    Congrats to Pete, and in the Mets uniform as well!

    It looked like his cousin was trying to get him out, and that he was auditioning for the team!

  • Dave

    As someone said on Twitter last night, wait until Mets fans find out that Pete’s cousin is who we’re getting even up for Vargas.

    And yada yada yada with the jokes about how he should have been allowed to hit off Familia or Matz…he won anyway.

    Home Run Derbys are fake baseball in every sense, but seeing our boy make everyone in baseball take notice felt good. He is legitimately a guy opposing pitchers don’t want to face when the game’s on the line. Nice to have someone who fits that description.

  • JoeyBaguhDonuts

    In addition to Polar Pete’s achievement, our batting-champ-in-the-making is an All Star left fielder- and he’s playing out of position all season.

  • Steve D

    Nobody has ever been alive or sentient for a Met winning an MVP. Pete could be the one to do it someday…wish he would tone down the wrestling act a bit…and MLB really should go back to the old ball.

  • Ken K. in NJ

    Wait. That was Home Run Derby? I thought I was watching a 2019 Baseball Game.
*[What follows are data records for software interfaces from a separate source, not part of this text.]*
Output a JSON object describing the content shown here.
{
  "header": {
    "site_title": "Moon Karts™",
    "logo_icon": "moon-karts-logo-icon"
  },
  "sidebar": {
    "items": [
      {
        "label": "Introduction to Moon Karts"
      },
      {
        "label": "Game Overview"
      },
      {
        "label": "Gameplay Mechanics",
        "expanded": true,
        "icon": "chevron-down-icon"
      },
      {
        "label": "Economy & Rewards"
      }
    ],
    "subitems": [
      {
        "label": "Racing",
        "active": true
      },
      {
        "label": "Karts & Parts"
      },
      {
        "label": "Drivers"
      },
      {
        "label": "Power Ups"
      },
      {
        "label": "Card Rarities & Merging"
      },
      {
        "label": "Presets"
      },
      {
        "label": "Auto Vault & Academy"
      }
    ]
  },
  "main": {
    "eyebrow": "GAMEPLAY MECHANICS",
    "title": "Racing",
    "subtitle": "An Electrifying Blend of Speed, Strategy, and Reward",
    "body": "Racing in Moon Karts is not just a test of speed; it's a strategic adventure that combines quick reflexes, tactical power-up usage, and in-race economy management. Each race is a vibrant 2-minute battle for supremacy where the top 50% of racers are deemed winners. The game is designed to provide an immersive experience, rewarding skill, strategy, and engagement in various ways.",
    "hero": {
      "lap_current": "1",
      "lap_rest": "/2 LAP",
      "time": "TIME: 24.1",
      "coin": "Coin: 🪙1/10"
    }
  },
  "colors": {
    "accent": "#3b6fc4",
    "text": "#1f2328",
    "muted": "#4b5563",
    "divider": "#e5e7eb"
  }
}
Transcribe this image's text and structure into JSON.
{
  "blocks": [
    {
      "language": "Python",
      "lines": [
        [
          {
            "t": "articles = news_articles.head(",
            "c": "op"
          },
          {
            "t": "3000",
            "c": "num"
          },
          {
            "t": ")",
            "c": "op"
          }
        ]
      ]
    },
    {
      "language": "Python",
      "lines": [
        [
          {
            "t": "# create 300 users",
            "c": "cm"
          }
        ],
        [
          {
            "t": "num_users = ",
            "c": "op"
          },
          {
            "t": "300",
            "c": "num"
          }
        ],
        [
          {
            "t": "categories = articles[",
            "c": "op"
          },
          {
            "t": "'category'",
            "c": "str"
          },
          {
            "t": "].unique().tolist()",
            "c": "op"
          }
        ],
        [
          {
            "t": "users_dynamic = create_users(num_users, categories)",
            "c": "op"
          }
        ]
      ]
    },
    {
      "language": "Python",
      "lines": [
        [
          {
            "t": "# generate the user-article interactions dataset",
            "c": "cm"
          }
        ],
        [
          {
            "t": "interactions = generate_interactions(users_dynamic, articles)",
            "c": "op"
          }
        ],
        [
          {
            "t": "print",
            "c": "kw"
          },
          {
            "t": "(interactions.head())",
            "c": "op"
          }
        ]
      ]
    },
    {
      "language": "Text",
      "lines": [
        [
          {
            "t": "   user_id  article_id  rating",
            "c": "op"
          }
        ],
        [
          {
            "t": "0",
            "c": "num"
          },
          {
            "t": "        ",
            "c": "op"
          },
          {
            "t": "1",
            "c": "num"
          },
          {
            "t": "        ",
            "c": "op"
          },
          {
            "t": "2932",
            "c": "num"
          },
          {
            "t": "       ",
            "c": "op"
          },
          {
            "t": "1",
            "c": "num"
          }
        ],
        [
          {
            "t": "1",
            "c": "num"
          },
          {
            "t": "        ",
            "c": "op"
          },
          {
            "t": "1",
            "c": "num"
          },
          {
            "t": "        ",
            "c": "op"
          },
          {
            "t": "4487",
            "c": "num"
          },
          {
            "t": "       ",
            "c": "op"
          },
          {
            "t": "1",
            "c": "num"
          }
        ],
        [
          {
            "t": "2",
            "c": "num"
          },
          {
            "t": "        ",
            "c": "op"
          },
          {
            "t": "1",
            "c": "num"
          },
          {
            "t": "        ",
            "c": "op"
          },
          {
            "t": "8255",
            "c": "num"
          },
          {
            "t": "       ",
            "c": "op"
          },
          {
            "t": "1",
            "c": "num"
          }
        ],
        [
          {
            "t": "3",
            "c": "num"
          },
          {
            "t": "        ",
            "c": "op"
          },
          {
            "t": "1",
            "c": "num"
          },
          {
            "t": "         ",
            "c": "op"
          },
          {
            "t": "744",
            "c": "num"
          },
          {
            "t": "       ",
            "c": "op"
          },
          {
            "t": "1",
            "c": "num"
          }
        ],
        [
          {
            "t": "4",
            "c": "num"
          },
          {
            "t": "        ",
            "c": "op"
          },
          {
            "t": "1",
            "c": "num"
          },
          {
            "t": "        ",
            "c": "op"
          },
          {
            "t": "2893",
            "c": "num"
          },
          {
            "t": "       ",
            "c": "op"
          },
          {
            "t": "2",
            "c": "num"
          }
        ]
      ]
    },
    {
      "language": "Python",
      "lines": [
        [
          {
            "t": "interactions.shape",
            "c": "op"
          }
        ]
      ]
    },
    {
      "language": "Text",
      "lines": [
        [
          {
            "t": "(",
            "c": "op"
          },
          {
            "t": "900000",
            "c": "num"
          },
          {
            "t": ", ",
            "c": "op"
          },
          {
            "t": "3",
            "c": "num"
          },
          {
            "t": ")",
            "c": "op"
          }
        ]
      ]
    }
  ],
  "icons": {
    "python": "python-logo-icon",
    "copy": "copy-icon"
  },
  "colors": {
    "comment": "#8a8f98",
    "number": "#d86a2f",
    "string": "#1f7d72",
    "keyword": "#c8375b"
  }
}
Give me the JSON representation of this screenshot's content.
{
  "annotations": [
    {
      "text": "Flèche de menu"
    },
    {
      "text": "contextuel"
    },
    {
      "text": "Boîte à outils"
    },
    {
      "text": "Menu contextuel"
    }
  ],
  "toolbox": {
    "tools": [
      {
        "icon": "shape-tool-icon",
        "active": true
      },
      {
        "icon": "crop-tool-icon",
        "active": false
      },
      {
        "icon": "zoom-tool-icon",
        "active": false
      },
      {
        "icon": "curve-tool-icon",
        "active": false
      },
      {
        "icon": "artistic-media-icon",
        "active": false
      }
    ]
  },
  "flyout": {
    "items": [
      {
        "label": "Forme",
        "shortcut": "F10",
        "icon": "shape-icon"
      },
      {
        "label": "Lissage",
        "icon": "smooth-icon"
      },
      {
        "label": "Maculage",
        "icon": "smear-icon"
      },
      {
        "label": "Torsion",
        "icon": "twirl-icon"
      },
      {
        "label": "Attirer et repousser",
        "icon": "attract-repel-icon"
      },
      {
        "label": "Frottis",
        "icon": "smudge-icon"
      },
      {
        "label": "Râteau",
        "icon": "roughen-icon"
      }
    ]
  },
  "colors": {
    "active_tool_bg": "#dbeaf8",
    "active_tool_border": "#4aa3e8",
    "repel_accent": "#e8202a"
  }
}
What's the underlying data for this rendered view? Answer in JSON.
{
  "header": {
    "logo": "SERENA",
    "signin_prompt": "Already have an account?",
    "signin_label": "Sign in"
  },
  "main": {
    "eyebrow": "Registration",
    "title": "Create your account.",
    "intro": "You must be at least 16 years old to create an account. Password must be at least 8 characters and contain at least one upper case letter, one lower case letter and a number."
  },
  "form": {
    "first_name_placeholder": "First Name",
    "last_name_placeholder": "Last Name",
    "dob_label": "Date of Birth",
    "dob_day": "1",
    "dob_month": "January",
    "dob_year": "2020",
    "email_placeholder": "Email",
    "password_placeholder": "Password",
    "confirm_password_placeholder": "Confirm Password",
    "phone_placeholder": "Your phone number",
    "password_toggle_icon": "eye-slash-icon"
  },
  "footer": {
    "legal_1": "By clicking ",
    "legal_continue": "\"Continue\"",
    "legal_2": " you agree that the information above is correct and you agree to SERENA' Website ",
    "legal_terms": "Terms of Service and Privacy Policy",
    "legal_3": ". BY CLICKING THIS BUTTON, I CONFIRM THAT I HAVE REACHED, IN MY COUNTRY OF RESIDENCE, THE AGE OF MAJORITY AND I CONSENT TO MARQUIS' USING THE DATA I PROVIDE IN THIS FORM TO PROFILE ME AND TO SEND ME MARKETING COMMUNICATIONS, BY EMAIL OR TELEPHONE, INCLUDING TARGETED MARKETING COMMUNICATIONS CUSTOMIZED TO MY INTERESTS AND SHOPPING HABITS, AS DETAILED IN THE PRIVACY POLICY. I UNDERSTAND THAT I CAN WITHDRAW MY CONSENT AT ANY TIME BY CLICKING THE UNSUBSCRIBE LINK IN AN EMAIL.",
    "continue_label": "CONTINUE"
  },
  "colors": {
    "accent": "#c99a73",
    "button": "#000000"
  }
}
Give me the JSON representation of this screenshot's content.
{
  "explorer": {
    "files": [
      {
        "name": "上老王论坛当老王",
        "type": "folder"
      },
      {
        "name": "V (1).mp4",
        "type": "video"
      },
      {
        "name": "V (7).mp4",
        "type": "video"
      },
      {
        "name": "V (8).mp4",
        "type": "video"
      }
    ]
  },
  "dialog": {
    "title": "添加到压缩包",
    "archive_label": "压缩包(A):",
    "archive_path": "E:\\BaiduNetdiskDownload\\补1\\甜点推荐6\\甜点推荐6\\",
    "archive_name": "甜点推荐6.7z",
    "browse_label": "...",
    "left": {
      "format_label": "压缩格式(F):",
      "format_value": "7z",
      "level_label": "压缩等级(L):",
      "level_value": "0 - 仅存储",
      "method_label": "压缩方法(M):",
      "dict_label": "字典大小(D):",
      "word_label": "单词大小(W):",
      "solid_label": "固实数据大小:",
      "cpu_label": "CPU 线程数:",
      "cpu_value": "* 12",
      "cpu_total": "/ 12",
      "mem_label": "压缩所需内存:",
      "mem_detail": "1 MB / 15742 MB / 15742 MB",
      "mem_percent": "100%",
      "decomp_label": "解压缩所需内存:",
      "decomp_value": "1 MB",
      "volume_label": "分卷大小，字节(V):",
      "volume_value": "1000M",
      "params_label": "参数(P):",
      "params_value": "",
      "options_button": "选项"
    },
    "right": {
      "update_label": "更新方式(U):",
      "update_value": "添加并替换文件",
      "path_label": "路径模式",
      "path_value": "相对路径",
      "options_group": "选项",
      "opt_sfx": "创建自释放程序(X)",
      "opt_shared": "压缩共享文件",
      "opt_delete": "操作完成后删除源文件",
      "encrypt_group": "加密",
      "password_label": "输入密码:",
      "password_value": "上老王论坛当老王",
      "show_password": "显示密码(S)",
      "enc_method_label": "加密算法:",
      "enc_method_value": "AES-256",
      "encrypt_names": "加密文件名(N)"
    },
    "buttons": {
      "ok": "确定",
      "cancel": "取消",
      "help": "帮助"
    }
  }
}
So, Vlad Jr.did not hit 91 home runs in a regular season game??

  • open the gates

    Mixed feelings here. I love Pete Alonso’s enthusiasm, and he’s easily the best thing about this 2019 season. On the other hand, I think the Home Run Derby is hokey and contrived, with the potential to mess up participants timing for a long time in regular action (see: Wright, David). I also think that, as nice as it is to see a Metsie get national recognition for offensive prowess, this reminds me a bit of Maz hitting the home run in the ’79 All Star Game. Met fans went crazy, but only because there was absolutely nothing else to cheer for that year. We deserve better.

  • Left Coast Jerry

    One night Pete wins the home run derby. The next night, he drives in 2 runs, steals a base, and makes a defensive gem in the All-Star Game. His display these last two nights has put him in the national consciousness and has given him a leg up on the Rookie of the Year award. I truly believe that when the writers vote at the end of the season, they will remember Pete’s accomplishments on the national stage.